_ENTRIES SUPPLIED_
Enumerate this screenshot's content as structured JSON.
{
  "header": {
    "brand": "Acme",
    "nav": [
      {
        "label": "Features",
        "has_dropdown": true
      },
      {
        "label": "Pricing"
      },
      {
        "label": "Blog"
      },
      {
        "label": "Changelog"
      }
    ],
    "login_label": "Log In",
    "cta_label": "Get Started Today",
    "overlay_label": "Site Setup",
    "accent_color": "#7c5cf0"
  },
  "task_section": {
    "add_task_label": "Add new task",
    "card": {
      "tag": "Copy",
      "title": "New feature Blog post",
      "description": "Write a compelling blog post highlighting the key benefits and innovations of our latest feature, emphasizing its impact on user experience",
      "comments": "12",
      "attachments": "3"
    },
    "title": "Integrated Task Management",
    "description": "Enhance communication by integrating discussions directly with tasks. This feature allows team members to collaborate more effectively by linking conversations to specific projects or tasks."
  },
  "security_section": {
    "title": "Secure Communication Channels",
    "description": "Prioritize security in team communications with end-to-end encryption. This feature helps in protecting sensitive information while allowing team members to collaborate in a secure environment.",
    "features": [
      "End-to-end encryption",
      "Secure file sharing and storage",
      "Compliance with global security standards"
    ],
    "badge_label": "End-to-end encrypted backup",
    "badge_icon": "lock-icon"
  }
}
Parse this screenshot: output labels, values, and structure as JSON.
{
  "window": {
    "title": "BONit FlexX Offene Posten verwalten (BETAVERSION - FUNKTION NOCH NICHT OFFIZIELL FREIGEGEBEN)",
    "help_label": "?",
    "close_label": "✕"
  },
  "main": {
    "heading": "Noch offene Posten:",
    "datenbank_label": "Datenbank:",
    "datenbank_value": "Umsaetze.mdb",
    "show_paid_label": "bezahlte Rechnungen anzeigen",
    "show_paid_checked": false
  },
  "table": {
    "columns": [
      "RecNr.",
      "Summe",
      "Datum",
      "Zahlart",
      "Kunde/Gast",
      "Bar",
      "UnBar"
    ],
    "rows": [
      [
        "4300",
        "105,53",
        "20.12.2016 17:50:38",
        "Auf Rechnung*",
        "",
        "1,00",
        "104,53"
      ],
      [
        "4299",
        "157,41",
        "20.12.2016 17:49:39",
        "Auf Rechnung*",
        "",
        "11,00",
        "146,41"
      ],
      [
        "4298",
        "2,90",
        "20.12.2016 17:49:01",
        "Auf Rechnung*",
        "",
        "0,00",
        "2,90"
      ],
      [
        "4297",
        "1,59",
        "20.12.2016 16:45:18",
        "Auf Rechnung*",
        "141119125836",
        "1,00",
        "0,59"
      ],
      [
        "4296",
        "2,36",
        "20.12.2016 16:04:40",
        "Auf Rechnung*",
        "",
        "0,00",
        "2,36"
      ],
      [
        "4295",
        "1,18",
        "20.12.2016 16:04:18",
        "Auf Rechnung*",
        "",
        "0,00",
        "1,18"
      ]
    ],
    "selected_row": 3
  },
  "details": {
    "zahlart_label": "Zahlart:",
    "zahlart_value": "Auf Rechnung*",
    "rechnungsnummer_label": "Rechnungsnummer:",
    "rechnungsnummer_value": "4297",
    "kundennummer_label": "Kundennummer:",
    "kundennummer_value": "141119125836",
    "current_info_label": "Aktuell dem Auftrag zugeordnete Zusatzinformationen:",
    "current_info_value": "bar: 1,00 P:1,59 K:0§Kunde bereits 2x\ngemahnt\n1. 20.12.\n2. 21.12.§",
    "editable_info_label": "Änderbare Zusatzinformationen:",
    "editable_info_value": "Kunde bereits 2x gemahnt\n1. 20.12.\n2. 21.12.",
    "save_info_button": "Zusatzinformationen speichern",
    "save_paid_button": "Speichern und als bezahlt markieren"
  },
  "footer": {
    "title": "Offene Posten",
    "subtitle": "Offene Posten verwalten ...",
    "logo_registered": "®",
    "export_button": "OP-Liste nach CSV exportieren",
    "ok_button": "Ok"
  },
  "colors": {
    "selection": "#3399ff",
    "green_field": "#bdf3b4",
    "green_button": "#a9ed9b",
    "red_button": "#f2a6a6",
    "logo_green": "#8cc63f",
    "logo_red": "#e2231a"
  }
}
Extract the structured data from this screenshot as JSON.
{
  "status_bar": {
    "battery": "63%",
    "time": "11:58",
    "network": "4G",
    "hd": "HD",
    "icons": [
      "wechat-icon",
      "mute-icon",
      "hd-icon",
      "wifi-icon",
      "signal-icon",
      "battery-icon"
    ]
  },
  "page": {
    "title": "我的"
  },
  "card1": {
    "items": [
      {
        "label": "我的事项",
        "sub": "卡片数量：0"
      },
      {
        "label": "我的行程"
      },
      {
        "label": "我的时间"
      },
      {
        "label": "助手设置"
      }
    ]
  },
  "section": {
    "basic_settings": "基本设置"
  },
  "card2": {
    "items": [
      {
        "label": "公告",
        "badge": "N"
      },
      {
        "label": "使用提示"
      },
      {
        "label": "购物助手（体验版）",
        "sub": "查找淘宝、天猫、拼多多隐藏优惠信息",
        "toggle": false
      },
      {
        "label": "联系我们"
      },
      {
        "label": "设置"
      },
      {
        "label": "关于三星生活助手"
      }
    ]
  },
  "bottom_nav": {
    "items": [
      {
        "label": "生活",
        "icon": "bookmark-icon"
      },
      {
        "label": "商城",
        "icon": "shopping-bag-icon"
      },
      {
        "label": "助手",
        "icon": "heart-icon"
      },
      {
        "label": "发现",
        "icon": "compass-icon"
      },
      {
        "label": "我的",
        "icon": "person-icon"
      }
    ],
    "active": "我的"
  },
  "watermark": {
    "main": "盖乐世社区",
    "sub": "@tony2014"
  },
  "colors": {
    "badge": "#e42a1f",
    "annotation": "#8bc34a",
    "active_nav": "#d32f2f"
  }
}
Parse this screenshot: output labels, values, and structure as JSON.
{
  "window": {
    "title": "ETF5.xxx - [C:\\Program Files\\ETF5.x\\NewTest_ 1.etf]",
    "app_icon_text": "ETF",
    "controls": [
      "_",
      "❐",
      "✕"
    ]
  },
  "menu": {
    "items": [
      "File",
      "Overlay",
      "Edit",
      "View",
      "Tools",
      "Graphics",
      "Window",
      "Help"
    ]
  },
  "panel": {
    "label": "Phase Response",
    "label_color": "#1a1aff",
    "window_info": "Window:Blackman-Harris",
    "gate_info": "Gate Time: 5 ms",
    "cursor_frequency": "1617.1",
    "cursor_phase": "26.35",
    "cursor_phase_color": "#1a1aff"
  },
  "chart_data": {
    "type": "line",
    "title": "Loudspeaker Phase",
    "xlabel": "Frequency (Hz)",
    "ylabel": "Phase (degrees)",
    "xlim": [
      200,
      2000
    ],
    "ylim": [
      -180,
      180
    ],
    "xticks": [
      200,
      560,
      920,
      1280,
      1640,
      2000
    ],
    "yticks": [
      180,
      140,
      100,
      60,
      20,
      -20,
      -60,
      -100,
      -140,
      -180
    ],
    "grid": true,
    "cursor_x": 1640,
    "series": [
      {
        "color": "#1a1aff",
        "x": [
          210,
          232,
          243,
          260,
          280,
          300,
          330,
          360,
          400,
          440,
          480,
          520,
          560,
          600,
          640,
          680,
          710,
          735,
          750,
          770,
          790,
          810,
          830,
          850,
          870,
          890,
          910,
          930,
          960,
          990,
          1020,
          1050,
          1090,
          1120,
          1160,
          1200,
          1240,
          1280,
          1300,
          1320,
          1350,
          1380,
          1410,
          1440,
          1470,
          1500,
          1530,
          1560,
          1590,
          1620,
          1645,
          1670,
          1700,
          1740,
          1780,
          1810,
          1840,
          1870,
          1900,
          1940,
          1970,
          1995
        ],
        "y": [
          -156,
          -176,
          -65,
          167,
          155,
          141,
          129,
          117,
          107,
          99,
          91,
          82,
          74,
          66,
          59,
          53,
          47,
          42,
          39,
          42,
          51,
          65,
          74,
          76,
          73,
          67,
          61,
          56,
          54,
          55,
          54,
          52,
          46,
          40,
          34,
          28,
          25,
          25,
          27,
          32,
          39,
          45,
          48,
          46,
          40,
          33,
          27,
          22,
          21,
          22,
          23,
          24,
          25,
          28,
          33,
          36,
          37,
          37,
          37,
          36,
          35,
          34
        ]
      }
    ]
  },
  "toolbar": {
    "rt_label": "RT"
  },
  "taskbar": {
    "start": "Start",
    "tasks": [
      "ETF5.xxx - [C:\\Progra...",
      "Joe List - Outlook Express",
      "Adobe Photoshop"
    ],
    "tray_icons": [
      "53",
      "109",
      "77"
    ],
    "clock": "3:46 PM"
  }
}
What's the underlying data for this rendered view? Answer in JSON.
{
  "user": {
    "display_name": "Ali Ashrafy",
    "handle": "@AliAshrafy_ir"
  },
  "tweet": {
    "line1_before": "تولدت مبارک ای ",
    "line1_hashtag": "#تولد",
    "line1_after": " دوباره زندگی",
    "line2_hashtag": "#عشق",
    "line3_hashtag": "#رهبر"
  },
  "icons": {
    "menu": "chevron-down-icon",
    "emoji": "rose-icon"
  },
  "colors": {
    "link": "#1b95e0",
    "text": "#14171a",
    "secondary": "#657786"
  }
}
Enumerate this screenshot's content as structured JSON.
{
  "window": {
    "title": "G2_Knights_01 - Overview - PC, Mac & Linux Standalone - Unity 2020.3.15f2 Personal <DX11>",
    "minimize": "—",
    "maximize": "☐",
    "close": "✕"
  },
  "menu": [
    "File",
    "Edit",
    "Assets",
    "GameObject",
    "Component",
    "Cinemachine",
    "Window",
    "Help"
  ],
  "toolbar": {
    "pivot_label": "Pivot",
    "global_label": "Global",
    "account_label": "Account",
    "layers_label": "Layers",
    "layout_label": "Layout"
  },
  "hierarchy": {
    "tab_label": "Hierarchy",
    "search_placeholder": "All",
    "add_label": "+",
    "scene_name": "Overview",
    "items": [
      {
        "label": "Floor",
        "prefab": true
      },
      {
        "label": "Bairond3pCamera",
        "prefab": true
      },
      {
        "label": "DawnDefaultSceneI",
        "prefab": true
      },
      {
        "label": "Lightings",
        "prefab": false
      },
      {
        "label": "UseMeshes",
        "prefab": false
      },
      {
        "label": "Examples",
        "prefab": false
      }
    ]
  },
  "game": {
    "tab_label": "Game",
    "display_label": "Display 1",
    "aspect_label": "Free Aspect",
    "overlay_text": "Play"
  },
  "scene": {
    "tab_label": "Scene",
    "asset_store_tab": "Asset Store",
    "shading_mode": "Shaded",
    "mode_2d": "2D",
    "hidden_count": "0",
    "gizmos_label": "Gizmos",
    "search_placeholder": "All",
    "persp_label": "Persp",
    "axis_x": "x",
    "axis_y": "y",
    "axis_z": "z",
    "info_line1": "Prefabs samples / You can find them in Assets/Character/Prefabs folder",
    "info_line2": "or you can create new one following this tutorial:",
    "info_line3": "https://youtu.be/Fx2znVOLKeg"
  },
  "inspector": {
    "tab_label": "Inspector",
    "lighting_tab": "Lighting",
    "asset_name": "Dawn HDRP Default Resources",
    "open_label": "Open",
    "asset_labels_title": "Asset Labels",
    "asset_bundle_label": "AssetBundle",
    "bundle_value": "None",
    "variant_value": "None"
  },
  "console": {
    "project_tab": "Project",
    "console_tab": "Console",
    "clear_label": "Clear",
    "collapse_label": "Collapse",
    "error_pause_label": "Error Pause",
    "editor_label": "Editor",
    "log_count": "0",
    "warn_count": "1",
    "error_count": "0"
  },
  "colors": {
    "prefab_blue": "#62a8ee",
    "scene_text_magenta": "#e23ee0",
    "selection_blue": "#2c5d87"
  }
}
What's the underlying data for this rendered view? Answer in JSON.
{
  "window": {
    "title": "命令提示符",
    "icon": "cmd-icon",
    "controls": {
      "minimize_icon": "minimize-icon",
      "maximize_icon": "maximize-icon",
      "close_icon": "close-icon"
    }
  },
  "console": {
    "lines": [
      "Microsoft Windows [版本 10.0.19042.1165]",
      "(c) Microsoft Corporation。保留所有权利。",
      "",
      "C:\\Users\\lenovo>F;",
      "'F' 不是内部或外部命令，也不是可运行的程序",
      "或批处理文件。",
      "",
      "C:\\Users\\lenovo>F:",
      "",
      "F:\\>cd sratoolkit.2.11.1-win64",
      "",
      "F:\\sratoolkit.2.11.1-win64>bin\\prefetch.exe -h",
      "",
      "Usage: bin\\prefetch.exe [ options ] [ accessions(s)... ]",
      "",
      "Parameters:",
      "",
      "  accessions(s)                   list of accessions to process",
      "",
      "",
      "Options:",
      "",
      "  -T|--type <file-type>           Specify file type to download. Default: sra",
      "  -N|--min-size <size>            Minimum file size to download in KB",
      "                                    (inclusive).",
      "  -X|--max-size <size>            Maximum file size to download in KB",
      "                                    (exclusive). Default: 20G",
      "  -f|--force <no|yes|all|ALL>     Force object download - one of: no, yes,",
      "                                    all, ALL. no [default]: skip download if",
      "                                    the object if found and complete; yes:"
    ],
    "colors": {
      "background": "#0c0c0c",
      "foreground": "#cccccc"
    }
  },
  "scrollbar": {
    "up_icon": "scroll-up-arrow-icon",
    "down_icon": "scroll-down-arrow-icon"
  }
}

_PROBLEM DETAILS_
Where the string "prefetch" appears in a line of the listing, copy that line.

_RESPONSE_
      "F:\\sratoolkit.2.11.1-win64>bin\\prefetch.exe -h",
      "Usage: bin\\prefetch.exe [ options ] [ accessions(s)... ]",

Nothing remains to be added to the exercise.